Li, A. et al. Spectral CT imaging of laryngeal and hypopharyngeal squamous cell carcinoma: evaluation of image quality and status of lymph nodes. PLoS ONE 8, e83492 (2013).
Lee, M. G. et al. Demethylation of H3K27 regulates polycomb recruitment and H2A ubiquitination. Science 318, 447–450 (2007).
Adachi, S. et al. Role of a BCL9-related beta-catenin-binding protein, B9L, in tumorigenesis induced by aberrant activation of Wnt signaling. Cancer Res. 64, 8496–8501 (2004).
Brembeck, F. H. et al. Essential role of BCL9-2 in the switch between beta-catenin's adhesive and transcriptional functions. Genes Dev. 18, 2225–2230 (2004).
de la Roche, M., Worm, J. & Bienz, M. The function of BCL9 in Wnt/beta-catenin signaling and colorectal cancer cells. BMC Cancer 8, 199 (2008).
Puglisi, M. A., Tesori, V., Lattanzi, W., Gasbarrini, G. B. & Gasbarrini, A. Colon cancer stem cells: controversies and perspectives. World J. Gastroenterol. 19, 2997–3006 (2013).
Barker, N. et al. Crypt stem cells as the cells-of-origin of intestinal cancer. Nature 457, 608–611 (2009).
Vries, R. G., Huch, M. & Clevers, H. Stem cells and cancer of the stomach and intestine.
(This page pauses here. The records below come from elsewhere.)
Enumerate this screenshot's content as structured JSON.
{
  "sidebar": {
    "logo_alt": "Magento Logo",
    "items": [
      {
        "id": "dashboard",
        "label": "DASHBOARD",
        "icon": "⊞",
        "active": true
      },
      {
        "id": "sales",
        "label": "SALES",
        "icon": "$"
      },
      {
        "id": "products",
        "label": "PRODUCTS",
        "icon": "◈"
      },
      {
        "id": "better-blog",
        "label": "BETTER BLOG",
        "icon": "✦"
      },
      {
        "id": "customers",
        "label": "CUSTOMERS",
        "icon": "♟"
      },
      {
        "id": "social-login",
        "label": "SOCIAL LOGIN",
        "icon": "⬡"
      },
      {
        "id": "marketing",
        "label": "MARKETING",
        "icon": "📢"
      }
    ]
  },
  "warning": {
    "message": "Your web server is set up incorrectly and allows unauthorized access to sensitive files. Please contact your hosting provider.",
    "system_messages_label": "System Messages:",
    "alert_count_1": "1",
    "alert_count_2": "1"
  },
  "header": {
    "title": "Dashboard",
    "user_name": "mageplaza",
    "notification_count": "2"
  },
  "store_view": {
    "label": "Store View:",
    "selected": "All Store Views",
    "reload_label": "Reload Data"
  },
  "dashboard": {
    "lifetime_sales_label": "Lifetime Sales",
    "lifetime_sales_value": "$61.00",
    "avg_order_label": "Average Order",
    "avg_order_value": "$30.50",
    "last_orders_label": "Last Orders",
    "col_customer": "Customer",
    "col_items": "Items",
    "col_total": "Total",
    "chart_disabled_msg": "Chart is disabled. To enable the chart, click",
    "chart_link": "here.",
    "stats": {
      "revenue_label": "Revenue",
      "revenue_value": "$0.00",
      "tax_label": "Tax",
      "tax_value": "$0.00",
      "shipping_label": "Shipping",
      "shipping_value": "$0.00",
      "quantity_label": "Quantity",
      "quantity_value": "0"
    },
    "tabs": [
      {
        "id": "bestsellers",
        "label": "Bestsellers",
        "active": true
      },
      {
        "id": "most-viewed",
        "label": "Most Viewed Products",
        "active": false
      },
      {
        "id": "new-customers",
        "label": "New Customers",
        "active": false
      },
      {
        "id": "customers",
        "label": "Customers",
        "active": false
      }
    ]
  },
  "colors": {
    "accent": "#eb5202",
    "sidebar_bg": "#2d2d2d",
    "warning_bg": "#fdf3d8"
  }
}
Mol. Oncol. 4, 373–384 (2010).
Schwitalla, S. et al. Intestinal tumorigenesis initiated by dedifferentiation and acquisition of stem-cell-like properties. Cell 152, 25–38 (2013).
Shih, I. M. et al. Top-down morphogenesis of colorectal tumors. Proc. Natl Acad. Sci. USA 98, 2640–2645 (2001).
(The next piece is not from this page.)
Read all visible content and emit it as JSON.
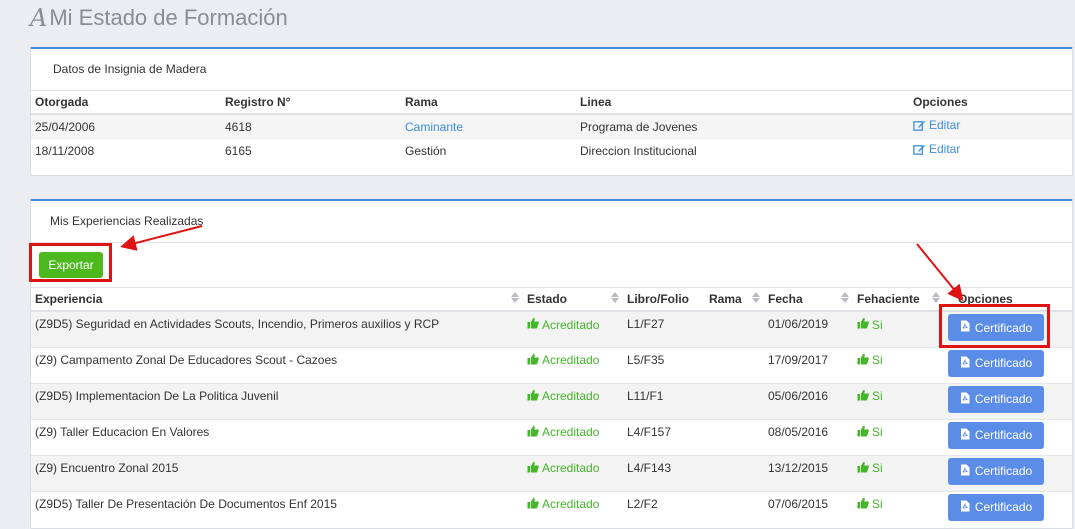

Winter, M. J., Nagtegaal, I. D., van Krieken, J. H. & Litvinov, S. V. The epithelial cell adhesion molecule (Ep-CAM) as a morphoregulatory molecule is a tool in surgical pathology. Am. J. Pathol. 163, 2139–2148 (2003).
This work was supported by NIH grants R3713848 and DE15964, and the Shapiro Family Charitable Foundation. We would also like to thank Dr Yi Zhang for the generous gift of KDM3A plasmid and Drs Lee Ellis and Fan Fan for the human colorectal cells.
The authors declare no competing financial interests.
About this article
Cite this article
Li, J., Yu, B., Deng, P. et al. KDM3 epigenetically controls tumorigenic potentials of human colorectal cancer stem cells through Wnt/β-catenin signalling. Nat Commun 8, 15146 (2017). https://doi.org/10.1038/ncomms15146
Frontiers in Cell and Developmental Biology (2021)
International Journal of Cancer (2021)
EMBO reports (2021)
Nature Communications (2021)
Ubiquitin chromatin remodelling after DNA damage is associated with the expression of key cancer genes and pathways
Cellular and Molecular Life Sciences (2021)